In August of 2018, prior to legalization, the Canadian Medical Association Journal Open published the results of a systematic review led by Dr. Fiona Clement, Associate Professor and researcher at the University of Calgary, about the effects of second-hand cannabis smoke. While the study garnered attention for its finding that second hand “toke” could cause an individual to fail a drug test, it also suggests second-hand cannabis smoke could be harmful to our health and that more research is needed.
What We Know
According to Dr. Clement’s review, a person exposed to second hand smoke in a poorly ventilated and closed room could test positive for THC, and that THC is detectable in the body after 15-minutes of second-hand exposure. While the literature review does not replicate a real-life exposure situation, Clement described a relatable real world situation in an interview with Toronto City News where an “…enclosed space maybe the size of a regular kitchen, all of the windows closed, relatively poor ventilation, and a joint being passed around while you’re having a conversation. People who are passively exposed, so not smoking themselves, can test positive in their blood or urine for THC levels above 5 nanograms per millilitre, which is being put out as the legal limit, with relatively modest exposure conditions.”
A position statement issued by president of The Canadian Lung Association reaffirms that, “There are still many unknowns about cannabis and its long-term effects on lung health, but we do know that the inhalation of smoke is harmful to lung health as the combustion of materials releases toxins and carcinogens. The statement also adds that, “Second-hand cannabis smoke contains many of the same toxins and chemicals found in directly inhaled cannabis smoke.
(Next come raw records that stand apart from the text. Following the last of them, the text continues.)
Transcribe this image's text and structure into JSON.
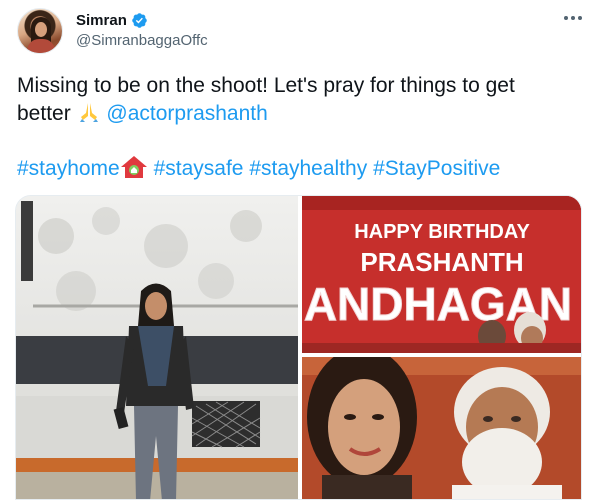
{
  "user": {
    "display_name": "Simran",
    "handle": "@SimranbaggaOffc",
    "verified_icon": "verified-badge-icon"
  },
  "more_icon": "more-horizontal-icon",
  "tweet": {
    "text_line1": "Missing to be on the shoot! Let's pray for things to get",
    "text_line2_prefix": "better",
    "mention": "@actorprashanth",
    "hashtags": [
      "#stayhome",
      "#staysafe",
      "#stayhealthy",
      "#StayPositive"
    ]
  },
  "banner": {
    "line1": "HAPPY BIRTHDAY",
    "line2": "PRASHANTH",
    "line3": "ANDHAGAN"
  },
  "colors": {
    "link": "#1d9bf0",
    "verified": "#1d9bf0",
    "banner_red": "#c9302e"
  }
}
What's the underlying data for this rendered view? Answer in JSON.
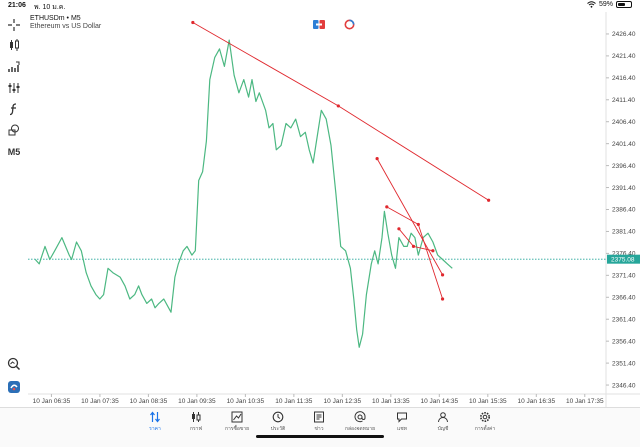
{
  "status_bar": {
    "time": "21:06",
    "date": "พ. 10 ม.ค.",
    "battery_text": "59%",
    "battery_level": 0.59
  },
  "symbol": {
    "line": "ETHUSDm • M5",
    "description": "Ethereum vs US Dollar"
  },
  "toolbar": {
    "timeframe": "M5"
  },
  "icons": [
    "crosshair-icon",
    "candlestick-icon",
    "indicator-icon",
    "chart-settings-icon",
    "function-icon",
    "shapes-icon",
    "zoom-icon",
    "app-logo-icon"
  ],
  "colors": {
    "line": "#4cb882",
    "trendline": "#e0282e",
    "current_price_bg": "#26a69a",
    "accent": "#1a73e8"
  },
  "chart_data": {
    "type": "line",
    "symbol": "ETHUSDm",
    "timeframe": "M5",
    "current_price": "2375.08",
    "ylim": [
      2341.4,
      2431.4
    ],
    "y_ticks": [
      "2426.40",
      "2421.40",
      "2416.40",
      "2411.40",
      "2406.40",
      "2401.40",
      "2396.40",
      "2391.40",
      "2386.40",
      "2381.40",
      "2376.40",
      "2371.40",
      "2366.40",
      "2361.40",
      "2356.40",
      "2351.40",
      "2346.40"
    ],
    "x_ticks": [
      "10 Jan 06:35",
      "10 Jan 07:35",
      "10 Jan 08:35",
      "10 Jan 09:35",
      "10 Jan 10:35",
      "10 Jan 11:35",
      "10 Jan 12:35",
      "10 Jan 13:35",
      "10 Jan 14:35",
      "10 Jan 15:35",
      "10 Jan 16:35",
      "10 Jan 17:35"
    ],
    "x_range_hours": [
      6.1,
      18.0
    ],
    "series": [
      {
        "points": [
          [
            6.25,
            2375
          ],
          [
            6.33,
            2374
          ],
          [
            6.45,
            2378
          ],
          [
            6.55,
            2375
          ],
          [
            6.65,
            2377
          ],
          [
            6.8,
            2380
          ],
          [
            6.95,
            2376
          ],
          [
            7.0,
            2375
          ],
          [
            7.1,
            2379
          ],
          [
            7.2,
            2377
          ],
          [
            7.3,
            2372
          ],
          [
            7.4,
            2369
          ],
          [
            7.5,
            2367
          ],
          [
            7.58,
            2366
          ],
          [
            7.66,
            2367
          ],
          [
            7.75,
            2373
          ],
          [
            7.85,
            2372
          ],
          [
            8.0,
            2371
          ],
          [
            8.1,
            2369
          ],
          [
            8.2,
            2366
          ],
          [
            8.3,
            2367
          ],
          [
            8.38,
            2369
          ],
          [
            8.45,
            2367
          ],
          [
            8.55,
            2365
          ],
          [
            8.65,
            2366
          ],
          [
            8.72,
            2364
          ],
          [
            8.8,
            2365
          ],
          [
            8.9,
            2366
          ],
          [
            9.0,
            2364
          ],
          [
            9.05,
            2363
          ],
          [
            9.13,
            2371
          ],
          [
            9.2,
            2374
          ],
          [
            9.3,
            2377
          ],
          [
            9.38,
            2378
          ],
          [
            9.48,
            2376
          ],
          [
            9.55,
            2377
          ],
          [
            9.62,
            2393
          ],
          [
            9.7,
            2395
          ],
          [
            9.78,
            2402
          ],
          [
            9.85,
            2416
          ],
          [
            9.95,
            2421
          ],
          [
            10.05,
            2423
          ],
          [
            10.15,
            2419
          ],
          [
            10.25,
            2425
          ],
          [
            10.35,
            2417
          ],
          [
            10.45,
            2413
          ],
          [
            10.55,
            2416
          ],
          [
            10.65,
            2412
          ],
          [
            10.72,
            2416
          ],
          [
            10.8,
            2411
          ],
          [
            10.87,
            2413
          ],
          [
            11.0,
            2409
          ],
          [
            11.07,
            2405
          ],
          [
            11.15,
            2406
          ],
          [
            11.22,
            2400
          ],
          [
            11.32,
            2401
          ],
          [
            11.42,
            2406
          ],
          [
            11.52,
            2405
          ],
          [
            11.62,
            2407
          ],
          [
            11.72,
            2403
          ],
          [
            11.82,
            2404
          ],
          [
            11.9,
            2400
          ],
          [
            11.98,
            2397
          ],
          [
            12.05,
            2402
          ],
          [
            12.15,
            2409
          ],
          [
            12.25,
            2407
          ],
          [
            12.35,
            2401
          ],
          [
            12.45,
            2390
          ],
          [
            12.55,
            2378
          ],
          [
            12.65,
            2377
          ],
          [
            12.75,
            2373
          ],
          [
            12.82,
            2366
          ],
          [
            12.88,
            2359
          ],
          [
            12.93,
            2355
          ],
          [
            13.0,
            2358
          ],
          [
            13.08,
            2367
          ],
          [
            13.18,
            2374
          ],
          [
            13.25,
            2377
          ],
          [
            13.32,
            2374
          ],
          [
            13.4,
            2380
          ],
          [
            13.45,
            2386
          ],
          [
            13.52,
            2381
          ],
          [
            13.6,
            2376
          ],
          [
            13.68,
            2373
          ],
          [
            13.75,
            2380
          ],
          [
            13.85,
            2378
          ],
          [
            13.92,
            2378
          ],
          [
            14.0,
            2381
          ],
          [
            14.08,
            2380
          ],
          [
            14.15,
            2376
          ],
          [
            14.25,
            2380
          ],
          [
            14.35,
            2381
          ],
          [
            14.45,
            2379
          ],
          [
            14.55,
            2376
          ],
          [
            14.65,
            2375
          ],
          [
            14.75,
            2374
          ],
          [
            14.85,
            2373
          ]
        ]
      }
    ],
    "trendlines": [
      {
        "points": [
          [
            9.5,
            2429
          ],
          [
            12.5,
            2410
          ],
          [
            15.6,
            2388.5
          ]
        ]
      },
      {
        "points": [
          [
            13.3,
            2398
          ],
          [
            14.65,
            2371.5
          ]
        ]
      },
      {
        "points": [
          [
            13.5,
            2387
          ],
          [
            14.15,
            2383
          ],
          [
            14.65,
            2366
          ]
        ]
      },
      {
        "points": [
          [
            13.75,
            2382
          ],
          [
            14.05,
            2378
          ],
          [
            14.45,
            2377
          ]
        ]
      }
    ]
  },
  "bottom_nav": [
    {
      "id": "quotes",
      "label": "ราคา",
      "icon": "quotes-icon",
      "active": true
    },
    {
      "id": "chart",
      "label": "กราฟ",
      "icon": "chart-icon",
      "active": false
    },
    {
      "id": "trade",
      "label": "การซื้อขาย",
      "icon": "trade-icon",
      "active": false
    },
    {
      "id": "history",
      "label": "ประวัติ",
      "icon": "history-icon",
      "active": false
    },
    {
      "id": "news",
      "label": "ข่าว",
      "icon": "news-icon",
      "active": false
    },
    {
      "id": "mailbox",
      "label": "กล่องจดหมาย",
      "icon": "mailbox-icon",
      "active": false
    },
    {
      "id": "chat",
      "label": "แชท",
      "icon": "chat-icon",
      "active": false
    },
    {
      "id": "accounts",
      "label": "บัญชี",
      "icon": "accounts-icon",
      "active": false
    },
    {
      "id": "settings",
      "label": "การตั้งค่า",
      "icon": "settings-icon",
      "active": false
    }
  ]
}
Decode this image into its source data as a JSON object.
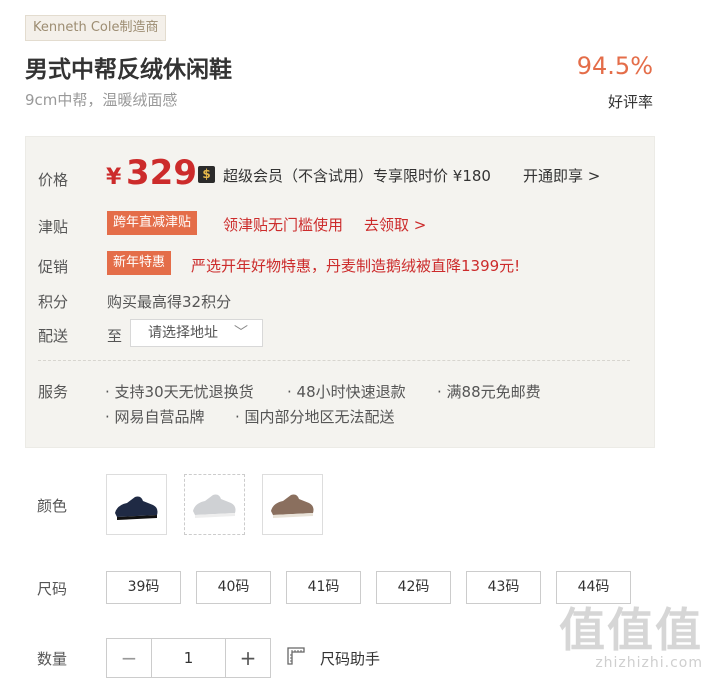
{
  "brand_tag": "Kenneth Cole制造商",
  "product": {
    "title": "男式中帮反绒休闲鞋",
    "subtitle": "9cm中帮，温暖绒面感"
  },
  "rating": {
    "value": "94.5%",
    "label": "好评率"
  },
  "panel": {
    "price_label": "价格",
    "currency": "¥",
    "price": "329",
    "vip_icon": "$",
    "vip_text": "超级会员（不含试用）专享限时价 ¥180",
    "vip_link": "开通即享 >",
    "subsidy_label": "津贴",
    "subsidy_tag": "跨年直减津贴",
    "subsidy_text": "领津贴无门槛使用",
    "subsidy_link": "去领取 >",
    "promo_label": "促销",
    "promo_tag": "新年特惠",
    "promo_text": "严选开年好物特惠，丹麦制造鹅绒被直降1399元!",
    "points_label": "积分",
    "points_text": "购买最高得32积分",
    "delivery_label": "配送",
    "delivery_to": "至",
    "address_placeholder": "请选择地址",
    "service_label": "服务",
    "services": [
      "· 支持30天无忧退换货",
      "· 48小时快速退款",
      "· 满88元免邮费",
      "· 网易自营品牌",
      "· 国内部分地区无法配送"
    ]
  },
  "color": {
    "label": "颜色",
    "options": [
      "navy",
      "white",
      "brown"
    ],
    "colors": {
      "navy": "#1f2a44",
      "white": "#cfd1d4",
      "brown": "#8a6f5e"
    }
  },
  "size": {
    "label": "尺码",
    "options": [
      "39码",
      "40码",
      "41码",
      "42码",
      "43码",
      "44码"
    ]
  },
  "quantity": {
    "label": "数量",
    "minus": "−",
    "value": "1",
    "plus": "+",
    "size_helper": "尺码助手"
  },
  "watermark": {
    "big": "值值值",
    "small": "zhizhizhi.com"
  }
}
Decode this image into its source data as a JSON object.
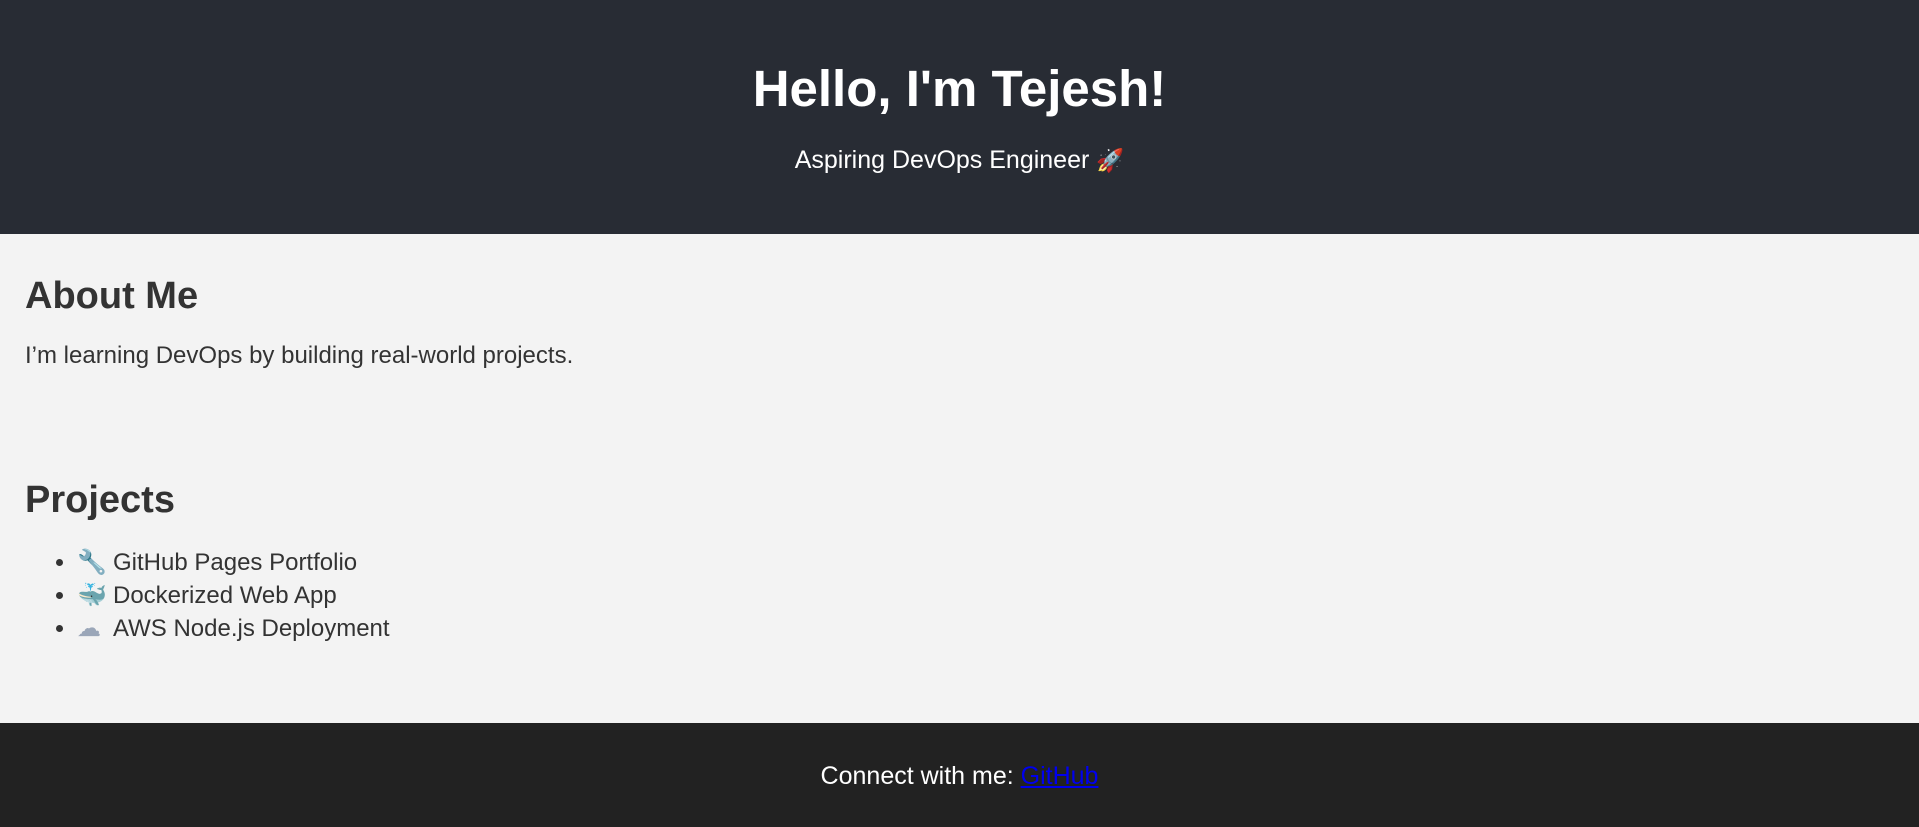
{
  "header": {
    "title": "Hello, I'm Tejesh!",
    "subtitle": "Aspiring DevOps Engineer",
    "subtitle_icon": "rocket-icon",
    "background": "#282c34"
  },
  "about": {
    "heading": "About Me",
    "text": "I’m learning DevOps by building real-world projects."
  },
  "projects": {
    "heading": "Projects",
    "items": [
      {
        "icon": "wrench-icon",
        "label": "GitHub Pages Portfolio"
      },
      {
        "icon": "whale-icon",
        "label": "Dockerized Web App"
      },
      {
        "icon": "cloud-icon",
        "label": "AWS Node.js Deployment"
      }
    ]
  },
  "footer": {
    "text": "Connect with me:",
    "link_label": "GitHub",
    "link_color": "#0000ee",
    "background": "#222222"
  }
}
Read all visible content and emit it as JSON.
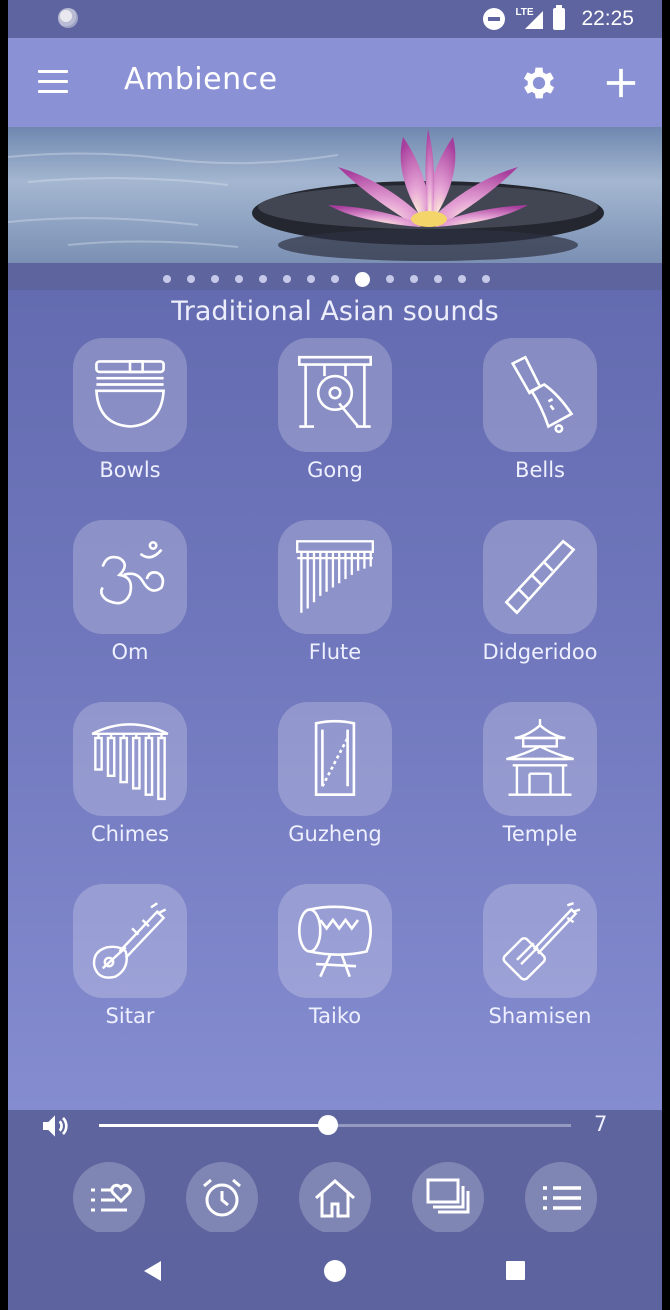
{
  "status": {
    "network": "LTE",
    "time": "22:25"
  },
  "app": {
    "title": "Ambience"
  },
  "pager": {
    "count": 14,
    "active_index": 8
  },
  "category": {
    "title": "Traditional Asian sounds"
  },
  "sounds": [
    {
      "label": "Bowls",
      "icon": "singing-bowl-icon"
    },
    {
      "label": "Gong",
      "icon": "gong-icon"
    },
    {
      "label": "Bells",
      "icon": "bell-icon"
    },
    {
      "label": "Om",
      "icon": "om-icon"
    },
    {
      "label": "Flute",
      "icon": "pan-flute-icon"
    },
    {
      "label": "Didgeridoo",
      "icon": "didgeridoo-icon"
    },
    {
      "label": "Chimes",
      "icon": "wind-chimes-icon"
    },
    {
      "label": "Guzheng",
      "icon": "guzheng-icon"
    },
    {
      "label": "Temple",
      "icon": "pagoda-temple-icon"
    },
    {
      "label": "Sitar",
      "icon": "sitar-icon"
    },
    {
      "label": "Taiko",
      "icon": "taiko-drum-icon"
    },
    {
      "label": "Shamisen",
      "icon": "shamisen-icon"
    }
  ],
  "volume": {
    "value": "7",
    "level": 0.5
  },
  "bottom_nav": [
    "favorites-list-icon",
    "alarm-clock-icon",
    "home-icon",
    "stacked-pages-icon",
    "list-icon"
  ],
  "colors": {
    "appbar": "#8a91d5",
    "background": "#6f76bb",
    "statusbar": "#5d64a0"
  }
}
Acknowledging that more research is needed, The Canadian Lung Association remains concerned about the potential harmful effects of second-hand cannabis smoke.
The Ontario Lung Association is also warning of the possible health effects of second-hand cannabis smoke pointing out that cannabis contains many of the same metals, chemicals, and particulates as tobacco smoke with 33 of them being known carcinogens.
More Research Needed
Dr. Clement and her team emphasize that biologically, there is no way to prove THC levels are the result of second-hand smoke rather than active consumption. And though their research does suggest that second-hand cannabis smoke, though different in concentration of its components, is similar to second-hand tobacco smoke, she underscored that at this time, there is not enough published research to know how cannabis smoke compares to tobacco smoke.
We want to hear from you!
Leave a comment about this post in the box below, send your feedback by email, or call us at 1-855-716-2747.
Until next time!
CDA Oasis Team